A bill to raise the state's legal drinking age to 21 won swift and unanimous approval today from a key House committee, sending one of the year's most popular issues to the full House for final action before the session was three weeks old.
House leaders said they hope to move the measure quickly to the floor for a final vote before the momentum fades.
Meanwhile, the Senate panel considering the same measure today heard parents, educators, police officers and members of the governor's task force on drunk driving all plead for the same 21-year-old drinking age as the way to reduce alcohol-related traffic fatalities and to stop the "trickle down" of alcohol into Maryland's high schools.
But one of several students who objected to the measure, Steve Carlson, a 22-year-old University of Maryland senior, said, "Broad-based discriminatory laws aimed blindly at a segment of the population are not just."
The drive to raise the state's drinking age to 21--an effort thwarted for years by an intransigent House Judiciary committee and the powerful liquor lobby--seemed likely to succeed this year because of the growing number of traffic deaths related to drinking and new statistics on the increase in teen-age drunk driving.
In the House Judiciary Committee, the measure to raise the age to 21 was approved in minutes, with little of the acrimony or emotion that sunk the bill in years past.
The committee approved a compromise bill to raise the age to 21 and to "grandfather" in those persons now legally allowed to drink. Under that bill, anyone who turns 18 after July 1 would have to wait three years to drink. Anyone 18 years old before July 1 could continue to drink legally.
The so-called "phase-in" approach was recommended by Gov. Harry Hughes' task force on drunk driving and is supported by the governor.
Del. Kenneth H. Masters (D-Baltimore County), a vocal supporter of this approach, said that an immediate increase in the drinking age would spell economic ruin for some bars and taverns that now depend on 18-to-21-year-old customers.

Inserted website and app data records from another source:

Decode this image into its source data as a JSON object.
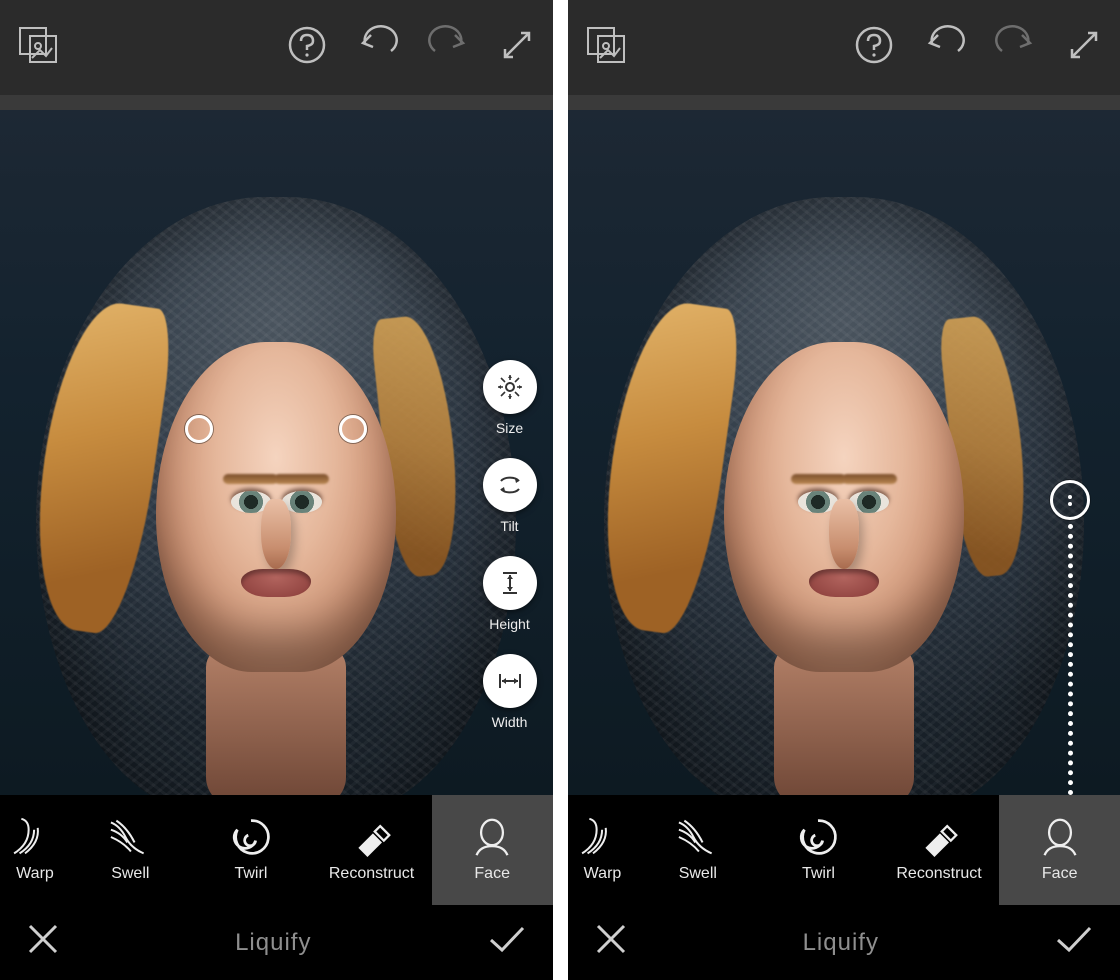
{
  "top": {
    "compare_icon": "compare",
    "help_icon": "help",
    "undo_icon": "undo",
    "redo_icon": "redo",
    "fullscreen_icon": "expand"
  },
  "tools": [
    {
      "label": "Warp"
    },
    {
      "label": "Swell"
    },
    {
      "label": "Twirl"
    },
    {
      "label": "Reconstruct"
    },
    {
      "label": "Face"
    }
  ],
  "face_menu": [
    {
      "label": "Size"
    },
    {
      "label": "Tilt"
    },
    {
      "label": "Height"
    },
    {
      "label": "Width"
    }
  ],
  "confirm": {
    "title": "Liquify"
  }
}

Phasing in the higher drinking age, Masters said, "gives them a chance to readjust their operations."
Before approving the phased-in 21-year-old drinking age, the panel, headed by Del. Joseph E. Owens (D-Montgomery), rejected in sequence all the alternative proposals on the issue, including a measure to raise the age to 19, and another bill to have a separate legal age for on-premises consumption and for alcohol purchased to carry out.
In the Senate, William T.S. Bricker, administrator of the state Motor Vehicle Administration and chairman of the governor's task force, said his panel backed the phase-in approach because of last year's legislative stalemate over whether the higher age should be 19 or 21.
Several senators voiced fears that raising the age in Maryland would send teen-agers to the District of Columbia, where the drinking age is 18. That fear was fueled by lobbyists from the liquor industry, who predicted that Western Maryland teen-agers would drive to West Virginia, where the legal age is 18, and Eastern Shore youngsters would drive to Delaware, where the legal age is 20.
"We're going to turn this state into a commuter state for alcohol," said Jay Schwartz, a lobbyist for the Maryland State Licensed Beverage Association.
Bricker said that raising the legal age here might prod the District into raising its legal age to 21.